After debuting footage for distributors at CinemaCon last month, Warner Bros. has released the first trailer for the new adaptation, which is set to premiere in North America on Dec. 25. The film will open internationally beginning Jan. 18, 2024.
The trailer features visually bold motifs as it takes audiences inside Celie’s headspace with “American Idol” winner Fantasia reprising her Broadway role, in her major motion picture debut. It also gives an insight into the sisterhood of the women at the heart of the story. Elevated by grandeur, the highlights are the musical clips and jaw-dropping production set against the backdrop of Mister’s Farm.
Starring alongside Fantasia are Danielle Brooks as Sofia, who earned a Tony nomination for the role in the 2016 Broadway revival, Taraji P. Henson as Shug Avery, Colman Domingo as Mister, H.E.R. as Squeak, Halle Bailey as Young Nettie, Corey Hawkins as Harpo and Aunjanue Ellis-Taylor as Mama.
The adaptation’s cast also features Louis Gossett Jr. as Ol’ Mister, David Alan Grier as Reverend Avery, Ciara as Nettie, Deon Cole as Alfonso, Phylicia Pearl Mpasi as Young Celie, Tamala J. Mann as First Lady and Stephen Hill as Buster, as well as Jon Batiste as Grady and Elizabeth Marvel as Miss Millie.
In one scene, Shug Avery shows Celie how to apply lipstick.
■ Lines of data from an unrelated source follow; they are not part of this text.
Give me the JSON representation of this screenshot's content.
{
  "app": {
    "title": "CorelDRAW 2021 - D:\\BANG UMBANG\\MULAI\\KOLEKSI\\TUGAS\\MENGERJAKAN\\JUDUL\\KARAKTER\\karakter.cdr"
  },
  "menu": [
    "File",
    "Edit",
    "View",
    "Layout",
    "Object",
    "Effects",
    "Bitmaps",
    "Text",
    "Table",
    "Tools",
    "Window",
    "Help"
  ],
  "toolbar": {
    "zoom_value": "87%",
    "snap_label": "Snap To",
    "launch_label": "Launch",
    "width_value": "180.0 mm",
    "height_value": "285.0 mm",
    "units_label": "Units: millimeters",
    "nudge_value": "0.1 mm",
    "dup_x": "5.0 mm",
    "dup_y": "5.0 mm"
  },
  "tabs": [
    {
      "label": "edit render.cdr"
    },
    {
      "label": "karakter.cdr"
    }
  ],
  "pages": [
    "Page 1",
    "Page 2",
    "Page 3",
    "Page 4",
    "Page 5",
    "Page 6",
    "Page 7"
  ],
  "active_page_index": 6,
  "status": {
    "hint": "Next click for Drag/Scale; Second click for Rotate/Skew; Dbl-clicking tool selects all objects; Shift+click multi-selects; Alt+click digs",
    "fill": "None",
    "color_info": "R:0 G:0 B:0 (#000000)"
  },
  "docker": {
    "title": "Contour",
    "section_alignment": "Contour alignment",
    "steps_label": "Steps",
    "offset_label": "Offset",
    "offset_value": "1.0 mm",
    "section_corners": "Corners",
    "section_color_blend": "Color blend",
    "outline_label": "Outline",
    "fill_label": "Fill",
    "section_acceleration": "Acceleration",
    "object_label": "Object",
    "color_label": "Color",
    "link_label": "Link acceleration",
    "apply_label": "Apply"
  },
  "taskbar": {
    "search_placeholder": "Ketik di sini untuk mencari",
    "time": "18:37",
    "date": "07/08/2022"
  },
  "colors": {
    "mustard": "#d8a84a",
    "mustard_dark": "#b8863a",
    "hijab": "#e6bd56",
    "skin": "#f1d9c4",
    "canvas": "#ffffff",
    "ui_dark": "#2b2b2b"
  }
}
During a virtual event launching the trailer, Winfrey revealed the line was improvised. “When she says, ‘Oh, living God.’ That was an ad-libbed line that comes out of that moment when you’re with your sister and you’re looking at her in lipstick for the first time and you’re happy for her,” she explained.
Winfrey was also asked about the need to retell “The Color Purple” story almost 40 years later. Winfrey, who serves as a producer on the film, alongside Spielberg, Scott Sanders and Quincy Jones, replied, “As long there is a need for self-discovery, self-empowerment, as long as there is a need for victory in someone’s life, as long as there is a need for people to know what it feels like to be loved up and to be made full and hold to somebody else’s love, there will be a need for ‘The Color Purple.’”
With the film’s Christmas day release, Winfrey and Bazawule hope the film’s message will bring healing. Winfrey recalled a recent conversation with Fantasia who said, “The movie changed her because it allowed her to forgive. She said, ‘People coming to this movie will be healed because I was healed.’”
Based on a 1982 novel by Alice Walker, “The Color Purple” centers on Celie, a Black Southern woman in the early 20th century who is abused by her father and husband. Three years after the book’s publication, in 1985, Spielberg directed and produced a movie adaptation starring Winfrey, Whoopi Goldberg, Danny Glover and Laurence Fishburne. The film received 11 Academy Award nominations, including best picture.
In 2004, “The Color Purple” was adapted into a Tony-nominated musical written by playwright Marsha Norman with music and lyrics by Stephen Bray, Brenda Russell and Alee Willis. The critically acclaimed production received 11 Tony nominations. The 2016 revival earned four Tony nominations and scored two wins, including best musical revival and best actress for Cynthia Erivo’s performance as Celie. (Brooks was nominated the actress in a featured role prize for her performance as Sofia.)